What you need to do -
Your answer must be a single number: how many lines of the data include "this".

┄┄┄┄┄┄┄┄┄┄┄┄┄┄┄┄┄┄┄┄

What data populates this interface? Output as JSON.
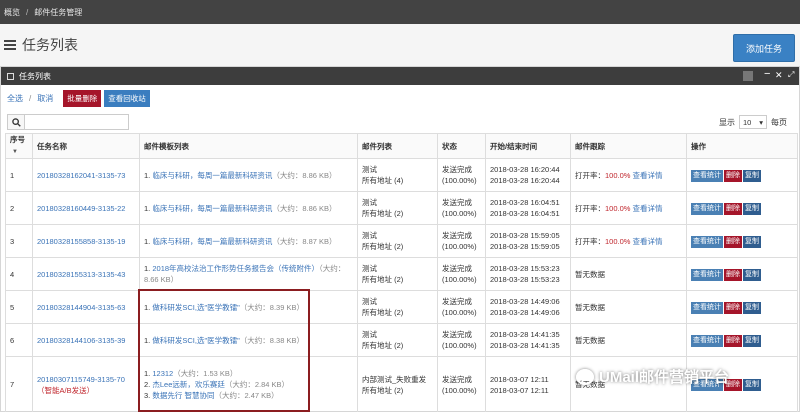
{
  "breadcrumb": {
    "home": "概览",
    "separator": "/",
    "current": "邮件任务管理"
  },
  "page": {
    "title": "任务列表",
    "add_button": "添加任务"
  },
  "panel": {
    "title": "任务列表",
    "controls": {
      "minimize": "−",
      "close": "✕",
      "expand": "⤢"
    }
  },
  "toolbar": {
    "select_all": "全选",
    "separator": "/",
    "cancel": "取消",
    "batch_delete": "批量删除",
    "recycle_bin": "查看回收站"
  },
  "search": {
    "placeholder": ""
  },
  "paging": {
    "show_label": "显示",
    "page_size": "10",
    "per_page": "每页"
  },
  "columns": [
    "序号",
    "任务名称",
    "邮件模板列表",
    "邮件列表",
    "状态",
    "开始/结束时间",
    "邮件跟踪",
    "操作"
  ],
  "rows": [
    {
      "index": "1",
      "name": "20180328162041-3135-73",
      "templates": [
        {
          "no": "1.",
          "title": "临床与科研，每周一篇最新科研资讯",
          "size": "（大约：8.86 KB）"
        }
      ],
      "list_name": "测试",
      "list_count": "所有地址 (4)",
      "status": "发送完成",
      "status_pct": "(100.00%)",
      "start": "2018-03-28 16:20:44",
      "end": "2018-03-28 16:20:44",
      "track_label": "打开率：",
      "track_rate": "100.0%",
      "track_link": "查看详情"
    },
    {
      "index": "2",
      "name": "20180328160449-3135-22",
      "templates": [
        {
          "no": "1.",
          "title": "临床与科研，每周一篇最新科研资讯",
          "size": "（大约：8.86 KB）"
        }
      ],
      "list_name": "测试",
      "list_count": "所有地址 (2)",
      "status": "发送完成",
      "status_pct": "(100.00%)",
      "start": "2018-03-28 16:04:51",
      "end": "2018-03-28 16:04:51",
      "track_label": "打开率：",
      "track_rate": "100.0%",
      "track_link": "查看详情"
    },
    {
      "index": "3",
      "name": "20180328155858-3135-19",
      "templates": [
        {
          "no": "1.",
          "title": "临床与科研，每周一篇最新科研资讯",
          "size": "（大约：8.87 KB）"
        }
      ],
      "list_name": "测试",
      "list_count": "所有地址 (2)",
      "status": "发送完成",
      "status_pct": "(100.00%)",
      "start": "2018-03-28 15:59:05",
      "end": "2018-03-28 15:59:05",
      "track_label": "打开率：",
      "track_rate": "100.0%",
      "track_link": "查看详情"
    },
    {
      "index": "4",
      "name": "20180328155313-3135-43",
      "templates": [
        {
          "no": "1.",
          "title": "2018年高校法治工作形势任务报告会（传统附件）",
          "size": "（大约：8.66 KB）"
        }
      ],
      "list_name": "测试",
      "list_count": "所有地址 (2)",
      "status": "发送完成",
      "status_pct": "(100.00%)",
      "start": "2018-03-28 15:53:23",
      "end": "2018-03-28 15:53:23",
      "track_label": "暂无数据",
      "track_rate": "",
      "track_link": ""
    },
    {
      "index": "5",
      "name": "20180328144904-3135-63",
      "templates": [
        {
          "no": "1.",
          "title": "做科研发SCI,选\"医学教镭\"",
          "size": "（大约：8.39 KB）"
        }
      ],
      "list_name": "测试",
      "list_count": "所有地址 (2)",
      "status": "发送完成",
      "status_pct": "(100.00%)",
      "start": "2018-03-28 14:49:06",
      "end": "2018-03-28 14:49:06",
      "track_label": "暂无数据",
      "track_rate": "",
      "track_link": ""
    },
    {
      "index": "6",
      "name": "20180328144106-3135-39",
      "templates": [
        {
          "no": "1.",
          "title": "做科研发SCI,选\"医学教镭\"",
          "size": "（大约：8.38 KB）"
        }
      ],
      "list_name": "测试",
      "list_count": "所有地址 (2)",
      "status": "发送完成",
      "status_pct": "(100.00%)",
      "start": "2018-03-28 14:41:35",
      "end": "2018-03-28 14:41:35",
      "track_label": "暂无数据",
      "track_rate": "",
      "track_link": ""
    },
    {
      "index": "7",
      "name": "20180307115749-3135-70",
      "tag": "（智能A/B发送）",
      "templates": [
        {
          "no": "1.",
          "title": "12312",
          "size": "（大约：1.53 KB）"
        },
        {
          "no": "2.",
          "title": "杰Lee远新，欢乐赛廷",
          "size": "（大约：2.84 KB）"
        },
        {
          "no": "3.",
          "title": "数据先行 智慧协同",
          "size": "（大约：2.47 KB）"
        }
      ],
      "list_name": "内部测试_失败重发",
      "list_count": "所有地址 (2)",
      "status": "发送完成",
      "status_pct": "(100.00%)",
      "start": "2018-03-07 12:11",
      "end": "2018-03-07 12:11",
      "track_label": "暂无数据",
      "track_rate": "",
      "track_link": ""
    }
  ],
  "row_actions": {
    "stats": "查看统计",
    "delete": "删除",
    "copy": "复制"
  },
  "watermark": "UMail邮件营销平台"
}
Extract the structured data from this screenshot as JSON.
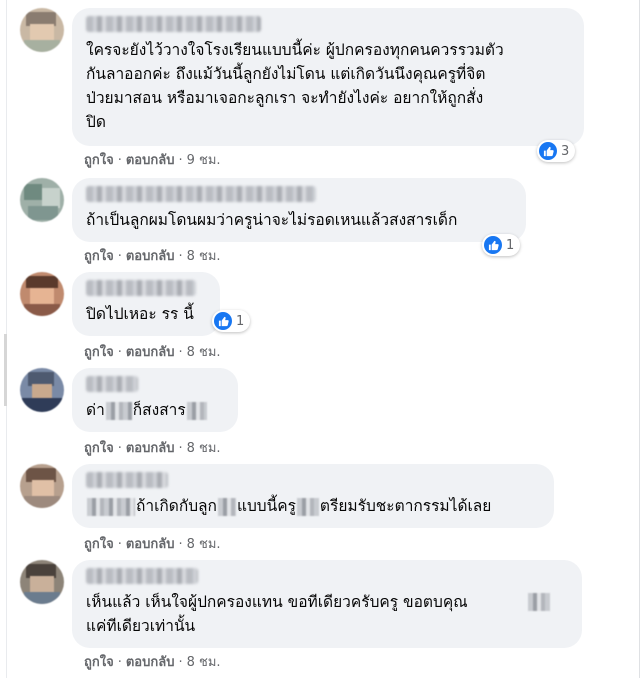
{
  "actions": {
    "like": "ถูกใจ",
    "reply": "ตอบกลับ",
    "dot": "·"
  },
  "colors": {
    "bubble": "#f0f2f5",
    "like_blue": "#1877f2",
    "meta_gray": "#65676b"
  },
  "comments": [
    {
      "text": "ใครจะยังไว้วางใจโรงเรียนแบบนี้ค่ะ ผู้ปกครองทุกคนควรรวมตัว\nกันลาออกค่ะ ถึงแม้วันนี้ลูกยังไม่โดน แต่เกิดวันนึงคุณครูที่จิต\nป่วยมาสอน หรือมาเจอกะลูกเรา จะทำยังไงค่ะ อยากให้ถูกสั่ง\nปิด",
      "time": "9 ชม.",
      "reactions": "3"
    },
    {
      "text": "ถ้าเป็นลูกผมโดนผมว่าครูน่าจะไม่รอดเหนแล้วสงสารเด็ก",
      "time": "8 ชม.",
      "reactions": "1"
    },
    {
      "text": "ปิดไปเหอะ รร นี้",
      "time": "8 ชม.",
      "reactions": "1"
    },
    {
      "text_a": "ด่า",
      "text_b": "ก็สงสาร",
      "time": "8 ชม."
    },
    {
      "text": "ถ้าเกิดกับลูก",
      "text_b": "แบบนี้ครู",
      "text_c": "ตรียมรับชะตากรรมได้เลย",
      "time": "8 ชม."
    },
    {
      "text": "เห็นแล้ว เห็นใจผู้ปกครองแทน ขอทีเดียวครับครู ขอตบคุณ\nแค่ทีเดียวเท่านั้น",
      "time": "8 ชม."
    }
  ]
}
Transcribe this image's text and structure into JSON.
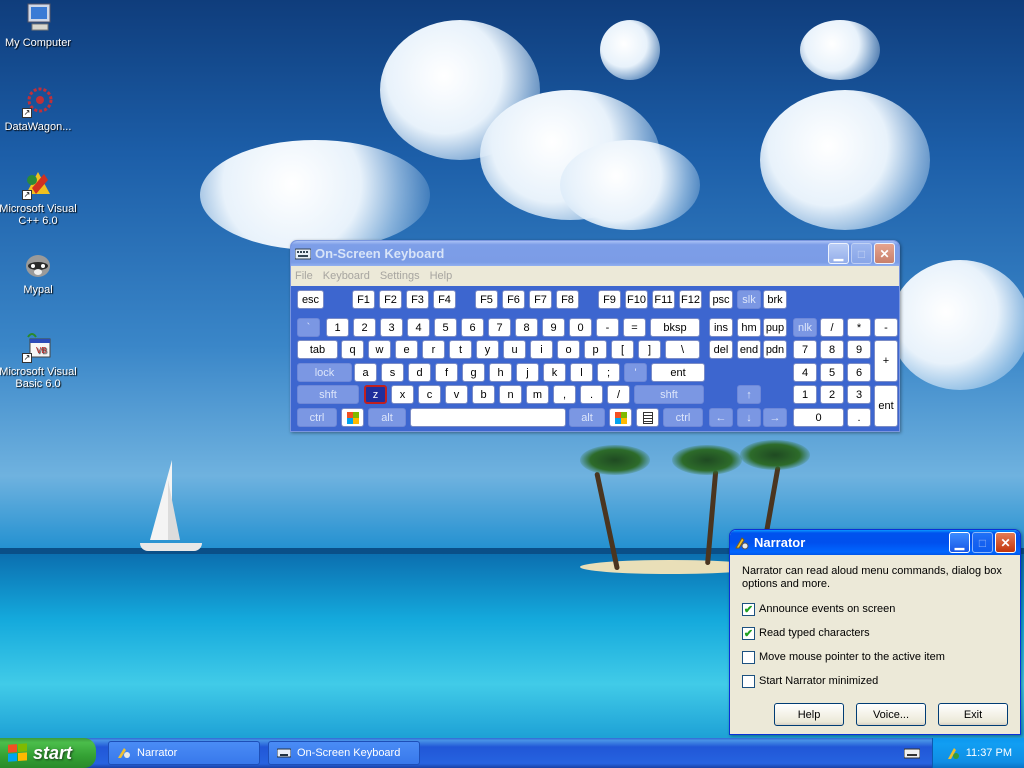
{
  "desktop": {
    "icons": [
      {
        "label": "My Computer"
      },
      {
        "label": "DataWagon..."
      },
      {
        "label": "Microsoft Visual C++ 6.0"
      },
      {
        "label": "Mypal"
      },
      {
        "label": "Microsoft Visual Basic 6.0"
      }
    ]
  },
  "osk": {
    "title": "On-Screen Keyboard",
    "menu": [
      "File",
      "Keyboard",
      "Settings",
      "Help"
    ],
    "rows": {
      "fn": [
        "esc",
        "F1",
        "F2",
        "F3",
        "F4",
        "F5",
        "F6",
        "F7",
        "F8",
        "F9",
        "F10",
        "F11",
        "F12",
        "psc",
        "slk",
        "brk"
      ],
      "num": [
        "`",
        "1",
        "2",
        "3",
        "4",
        "5",
        "6",
        "7",
        "8",
        "9",
        "0",
        "-",
        "=",
        "bksp",
        "ins",
        "hm",
        "pup",
        "nlk",
        "/",
        "*",
        "-"
      ],
      "top": [
        "tab",
        "q",
        "w",
        "e",
        "r",
        "t",
        "y",
        "u",
        "i",
        "o",
        "p",
        "[",
        "]",
        "\\",
        "del",
        "end",
        "pdn",
        "7",
        "8",
        "9",
        "+"
      ],
      "home": [
        "lock",
        "a",
        "s",
        "d",
        "f",
        "g",
        "h",
        "j",
        "k",
        "l",
        ";",
        "'",
        "ent",
        "4",
        "5",
        "6"
      ],
      "bottom": [
        "shft",
        "z",
        "x",
        "c",
        "v",
        "b",
        "n",
        "m",
        ",",
        ".",
        "/",
        "shft",
        "↑",
        "1",
        "2",
        "3",
        "ent"
      ],
      "space": [
        "ctrl",
        "alt",
        "alt",
        "ctrl",
        "←",
        "↓",
        "→",
        "0",
        "."
      ]
    }
  },
  "narrator": {
    "title": "Narrator",
    "description": "Narrator can read aloud menu commands, dialog box options and more.",
    "options": [
      {
        "label": "Announce events on screen",
        "checked": true
      },
      {
        "label": "Read typed characters",
        "checked": true
      },
      {
        "label": "Move mouse pointer to the active item",
        "checked": false
      },
      {
        "label": "Start Narrator minimized",
        "checked": false
      }
    ],
    "buttons": {
      "help": "Help",
      "voice": "Voice...",
      "exit": "Exit"
    }
  },
  "taskbar": {
    "start": "start",
    "tasks": [
      "Narrator",
      "On-Screen Keyboard"
    ],
    "clock": "11:37 PM"
  }
}
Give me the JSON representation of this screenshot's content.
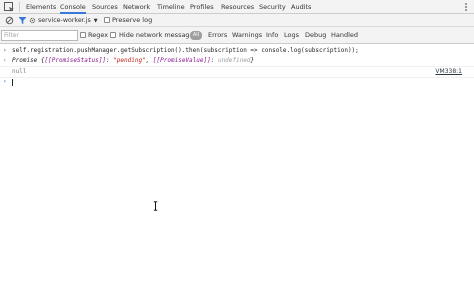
{
  "tabs": [
    {
      "label": "Elements"
    },
    {
      "label": "Console",
      "active": true
    },
    {
      "label": "Sources"
    },
    {
      "label": "Network"
    },
    {
      "label": "Timeline"
    },
    {
      "label": "Profiles"
    },
    {
      "label": "Resources"
    },
    {
      "label": "Security"
    },
    {
      "label": "Audits"
    }
  ],
  "toolbar": {
    "context": "service-worker.js",
    "preserve_log": "Preserve log"
  },
  "filterbar": {
    "filter_placeholder": "Filter",
    "regex": "Regex",
    "hide_network": "Hide network messages",
    "all": "All",
    "levels": [
      "Errors",
      "Warnings",
      "Info",
      "Logs",
      "Debug",
      "Handled"
    ]
  },
  "console": {
    "command": "self.registration.pushManager.getSubscription().then(subscription => console.log(subscription));",
    "result": {
      "prefix": "Promise {",
      "status_key": "[[PromiseStatus]]",
      "sep1": ": ",
      "status_val": "\"pending\"",
      "comma": ", ",
      "value_key": "[[PromiseValue]]",
      "sep2": ": ",
      "value_val": "undefined",
      "suffix": "}"
    },
    "log_text": "null",
    "log_source": "VM338:1"
  },
  "colors": {
    "accent": "#3879d9",
    "prompt": "#367cf1",
    "string": "#c41a16",
    "property": "#881391"
  }
}
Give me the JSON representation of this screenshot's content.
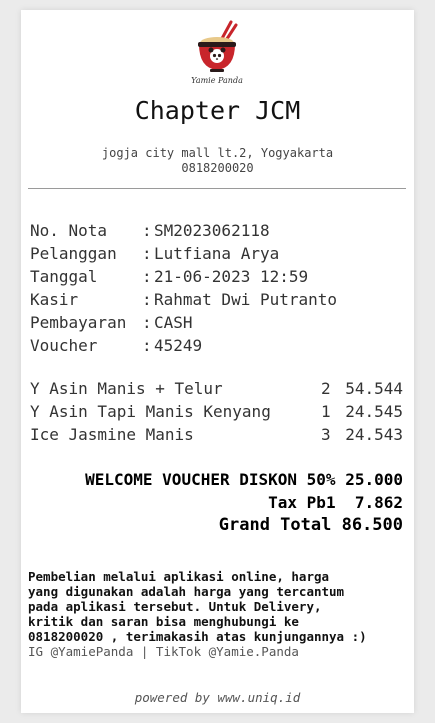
{
  "store": {
    "logo_text": "Yamie Panda",
    "name": "Chapter JCM",
    "address": "jogja city mall lt.2, Yogyakarta",
    "phone": "0818200020"
  },
  "info": [
    {
      "label": "No. Nota",
      "value": "SM2023062118"
    },
    {
      "label": "Pelanggan",
      "value": "Lutfiana Arya"
    },
    {
      "label": "Tanggal",
      "value": "21-06-2023 12:59"
    },
    {
      "label": "Kasir",
      "value": "Rahmat Dwi Putranto"
    },
    {
      "label": "Pembayaran",
      "value": "CASH"
    },
    {
      "label": "Voucher",
      "value": "45249"
    }
  ],
  "items": [
    {
      "name": "Y Asin Manis + Telur",
      "qty": "2",
      "price": "54.544"
    },
    {
      "name": "Y Asin Tapi Manis Kenyang",
      "qty": "1",
      "price": "24.545"
    },
    {
      "name": "Ice Jasmine Manis",
      "qty": "3",
      "price": "24.543"
    }
  ],
  "totals": {
    "voucher": "WELCOME VOUCHER DISKON 50% 25.000",
    "tax": "Tax Pb1  7.862",
    "grand": "Grand Total 86.500"
  },
  "footer": {
    "note": "Pembelian melalui aplikasi online, harga\nyang digunakan adalah harga yang tercantum\npada aplikasi tersebut. Untuk Delivery,\nkritik dan saran bisa menghubungi ke\n0818200020 , terimakasih atas kunjungannya :)",
    "social": "IG @YamiePanda | TikTok @Yamie.Panda",
    "powered": "powered by www.uniq.id"
  },
  "colors": {
    "logo_red": "#c8252b",
    "logo_dark": "#2a1a1a"
  }
}
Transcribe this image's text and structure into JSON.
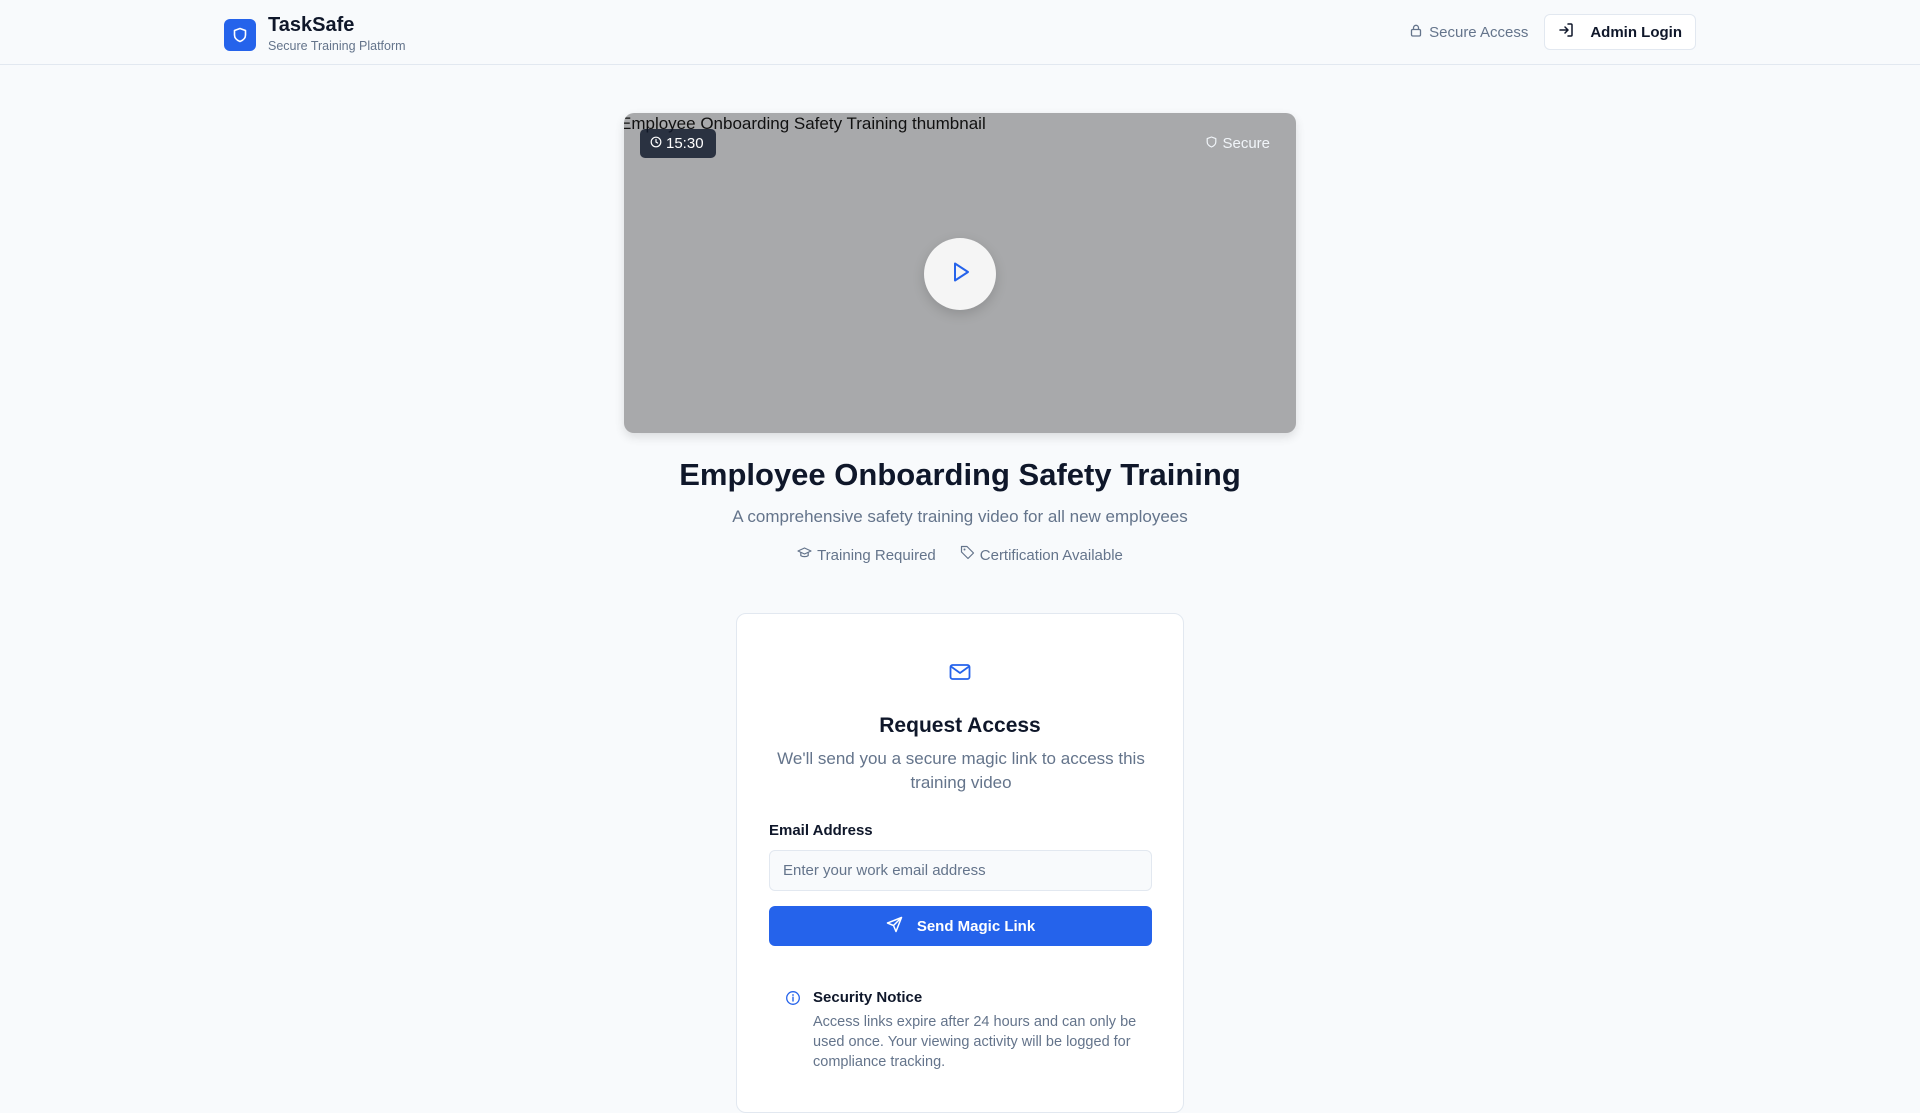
{
  "header": {
    "brand_name": "TaskSafe",
    "brand_subtitle": "Secure Training Platform",
    "secure_access_label": "Secure Access",
    "admin_login_label": "Admin Login"
  },
  "video": {
    "thumbnail_alt": "Employee Onboarding Safety Training thumbnail",
    "duration": "15:30",
    "secure_label": "Secure"
  },
  "training": {
    "title": "Employee Onboarding Safety Training",
    "subtitle": "A comprehensive safety training video for all new employees",
    "tags": [
      "Training Required",
      "Certification Available"
    ]
  },
  "request_access": {
    "title": "Request Access",
    "description": "We'll send you a secure magic link to access this training video",
    "email_label": "Email Address",
    "email_placeholder": "Enter your work email address",
    "email_value": "",
    "send_button_label": "Send Magic Link",
    "notice_title": "Security Notice",
    "notice_text": "Access links expire after 24 hours and can only be used once. Your viewing activity will be logged for compliance tracking."
  },
  "colors": {
    "accent": "#2563eb",
    "background": "#f8fafc",
    "muted_text": "#64748b"
  },
  "icons": {
    "brand": "shield-icon",
    "secure_access": "lock-icon",
    "admin_login": "login-icon",
    "duration": "clock-icon",
    "secure": "shield-icon",
    "play": "play-icon",
    "training_required": "graduation-cap-icon",
    "certification": "tag-icon",
    "request": "mail-icon",
    "send": "send-icon",
    "notice": "info-icon"
  }
}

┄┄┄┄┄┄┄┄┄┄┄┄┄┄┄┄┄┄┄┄

Solution -
7